The best way for a Swing developer to get into mobile is just to open a LWUIT based project and start working, its just that simple! At first the use of styles might seem slightly alien but you get used to it instantly and its ridiculously familiar.
There are quite a few differences between LWUIT and Swing which came thanks to the fact that we could learn and adapt from Swing. So LWUIT is in effect better than Swing mostly thanks to it being newer. Here is a list of highlight/bullet points for Swing developers wishing to take a look at LWUIT.
- Component/Container hierarchy with layout managers to arrange the elements. All the old friends are there with some additional added features (GridLayout, BorderLayout, BoxLayout, FlowLayout, GroupLayout) and some new (TableLayout, LayeredLayout). Naturally LWUIT doesn't feature the whole JComponent sub hierarchy and maintains a simpler hierarchy.
- You can override paint and get a graphics object to do whatever you want. LWUIT is lightweight (just like Swing) and draws everything on its own to maximize portability and flexibility
- You can add/remove action listener and similar observer based patterns for various events
- Dialogs can be modal, so when you use Dialog.show() or similar method the next line won't execute until the dialog is disposed. Like in Swing, this is entirely optional.
- LWUIT has a glasspane, its a bit different from the Swing glasspane but very similar in functionality
- List model and list cell renderer, pretty much like Swing's API with added functionality for animations and horizontal lists.
- ContentPane for the body of the Form (LWUIT's root component) which is technically hidden

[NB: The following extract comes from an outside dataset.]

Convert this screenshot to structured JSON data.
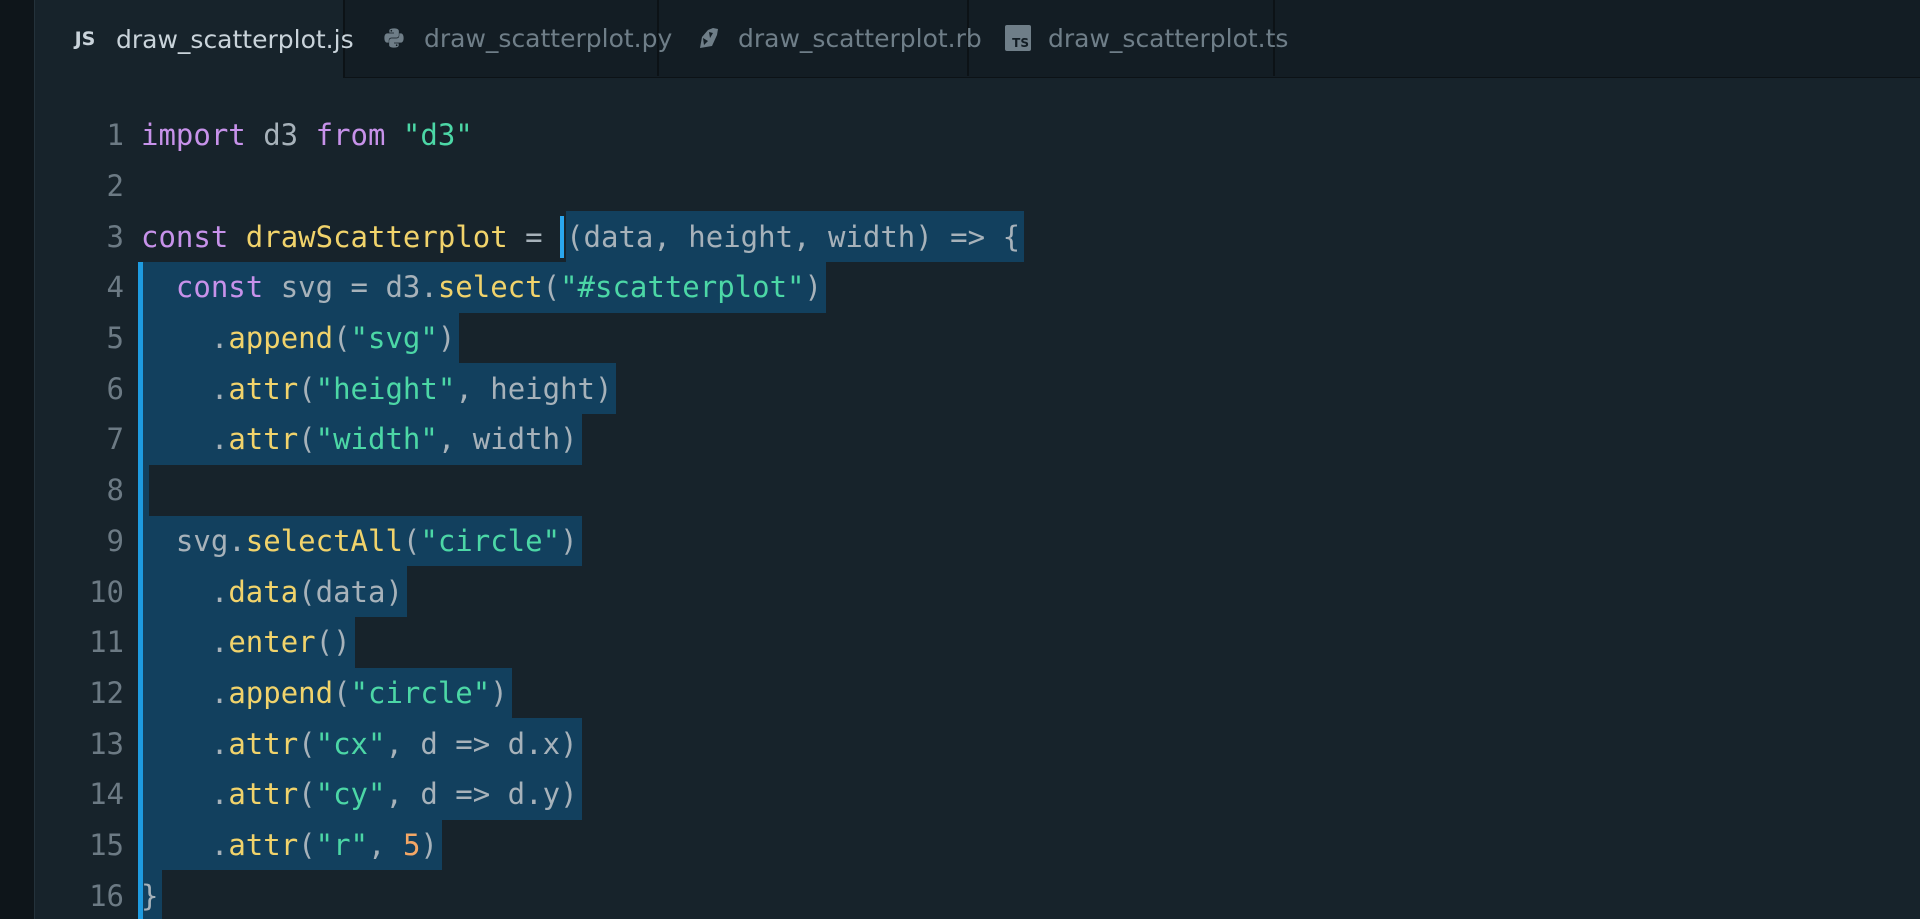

- The LWUIT EDT requires that you interact with it over a single thread, it has a callSerially method (invokeLater), callSeriallyAndWait (invokeAndWait) and even an invokeAndBlock (foxtrot for the advanced swing users)
What's Different :
- Optimized for phones/tablets both touch & feature phones. This includes support for gestures and complex key layouts
- Styles & Themeing - the PLAF is much narrower in LWUIT (due to size constraints) but LWUIT makes up for it by having a Style object associated with every component. Furthermore, LWUIT allows customizing said styles with a theme that can be created visually using an open source resource editor tool!
- Animations are integrated in the core of LWUIT in several levels. You can animate layouts, transitions and just arbitrary objects.
- The resource file format is an integral part of LWUIT (although technically completely optional) it offers a GUI builders (optional but quite helpful), theme creator, localization etc. Unlike matisse it doesn't generate any code thus providing a more VB like experience where the UI and code are cleanly separated. The tool can be given to a designer with no coding experience
- Painters - Swing tried to integrate painters after the fact and failed since the framework needs to be designed with them to begin with. We did just that. We also separated background painting from foreground painting and made it easier to override just background painting.
- Deep and elaborate porting layer allowing LWUIT to be ported to any platform easily
- LWUIT is truly open source - while Swing was technically open sourced, debugging/modifying Swing was not trivial since it was integrated into the JDK. This also prevented developers from incorporating fixes (or a known working version) into their build.
LWUIT is bundled with the application so you can easily fix it and very easily modify code/debug to locate/fix issues. The development is easy to follow with a public viewable SVN. You can actually get commits from us as we fix issues and add features.